statement (i.e. the location and/or the period of time) is different from that of the
direct speech.
In the following table, you will find the different changes of place; demonstratives
and time expressions.
Direct Speech

Reported Speech

Time Expressions
today

that day

now

then

yesterday

the day before

days ago

days before

last week

the week before

next year

the following year

tomorrow

the next day / the following day

Place
here

there

Demonstratives
this

that

these

those

B. Reporting Questions
When transforming questions, check whether you have to change:
pronouns
place and time expressions
tenses (backshift)
Also note that you have to:
transform the question into an indirect question
use the question word (where, when, what, how) or if / whether

Types of questions

Direct speech

Reported speech

With question word (what, why, "Why" dont you speak He asked me why I didnt
where, how...)
English?
speak English.
Without question word (yes or
no questions)

Do you speak
English?

He asked me whether / if I
spoke English.

C. Reporting requests / commands


When transforming requests and commands, check whether you have to change:
pronouns
place and time expressions
Direct speech

Reported speech

Nancy,do the exercise.

He told Nancy to do the exercise.

"Nancy, give me your pen, please."

He asked Nancy to give him her pen.

Tenses are not relevant for requests simply use to / not to + verb (infinitive
without "to")
Example:
She said, Sit down." - She asked me to sit down.
She said, "don't be lazy" - She asked me not to be lazy
For affirmative use to + infinitive (without to)
For negative requests, use not to + infinitive (without to).

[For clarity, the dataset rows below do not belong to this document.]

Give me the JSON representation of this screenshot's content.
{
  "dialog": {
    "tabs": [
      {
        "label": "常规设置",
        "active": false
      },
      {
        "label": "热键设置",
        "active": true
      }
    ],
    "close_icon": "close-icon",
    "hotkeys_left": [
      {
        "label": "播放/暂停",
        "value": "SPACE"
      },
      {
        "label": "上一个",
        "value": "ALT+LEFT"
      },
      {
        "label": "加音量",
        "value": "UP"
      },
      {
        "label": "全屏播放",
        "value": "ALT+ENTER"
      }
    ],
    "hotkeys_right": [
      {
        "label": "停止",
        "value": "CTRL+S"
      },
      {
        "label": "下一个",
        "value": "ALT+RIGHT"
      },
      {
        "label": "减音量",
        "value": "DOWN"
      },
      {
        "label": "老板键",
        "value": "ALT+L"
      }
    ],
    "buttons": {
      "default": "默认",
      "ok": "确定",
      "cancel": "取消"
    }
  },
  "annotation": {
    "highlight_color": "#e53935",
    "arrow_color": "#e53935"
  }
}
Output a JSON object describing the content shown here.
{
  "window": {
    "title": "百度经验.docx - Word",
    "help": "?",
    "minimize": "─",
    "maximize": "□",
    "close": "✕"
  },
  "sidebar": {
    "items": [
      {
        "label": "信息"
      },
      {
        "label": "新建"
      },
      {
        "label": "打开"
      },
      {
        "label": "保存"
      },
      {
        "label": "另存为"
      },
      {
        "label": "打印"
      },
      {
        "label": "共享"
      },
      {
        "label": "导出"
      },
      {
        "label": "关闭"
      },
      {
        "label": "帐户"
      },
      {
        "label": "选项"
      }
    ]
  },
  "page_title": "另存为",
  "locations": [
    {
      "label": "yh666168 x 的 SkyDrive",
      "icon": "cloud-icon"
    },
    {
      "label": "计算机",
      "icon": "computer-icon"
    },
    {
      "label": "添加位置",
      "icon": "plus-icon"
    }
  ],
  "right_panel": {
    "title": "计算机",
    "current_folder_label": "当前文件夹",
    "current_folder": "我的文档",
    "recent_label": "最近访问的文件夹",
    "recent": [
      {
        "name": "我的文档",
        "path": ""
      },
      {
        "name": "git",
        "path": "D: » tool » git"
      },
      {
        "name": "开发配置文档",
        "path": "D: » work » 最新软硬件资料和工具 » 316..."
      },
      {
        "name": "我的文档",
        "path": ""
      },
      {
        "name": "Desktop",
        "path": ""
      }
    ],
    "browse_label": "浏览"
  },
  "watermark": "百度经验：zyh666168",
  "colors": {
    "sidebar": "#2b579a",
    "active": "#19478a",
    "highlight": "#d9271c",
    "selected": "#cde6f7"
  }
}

D. Other transformations
Expressions of advice with must, should and ought are usually reported
using advise / urge.
Example:
You must read this book.
He advised / urged me to read that book.
The expression lets is usually reported using suggest. In this case, there are two
possibilities for reported speech: gerund or statement with should.
Example:
Lets go to the cinema.=
1. He suggested going to the cinema.
2. He suggested that we should go to the cinema.
Main clauses connected with and/but
If two complete main clauses are connected with and or but, put that after the
conjunction.
Example:
He said,I saw her but she didn't see me. He said that he had seen
her but that she hadn't seen him.
If the subject is dropped in the second main clause (the conjunction is followed by a
verb), do not use that.
Example:
She said,I am a nurse and work in a hospital. He said that she was a
nurse and worked in a hospital.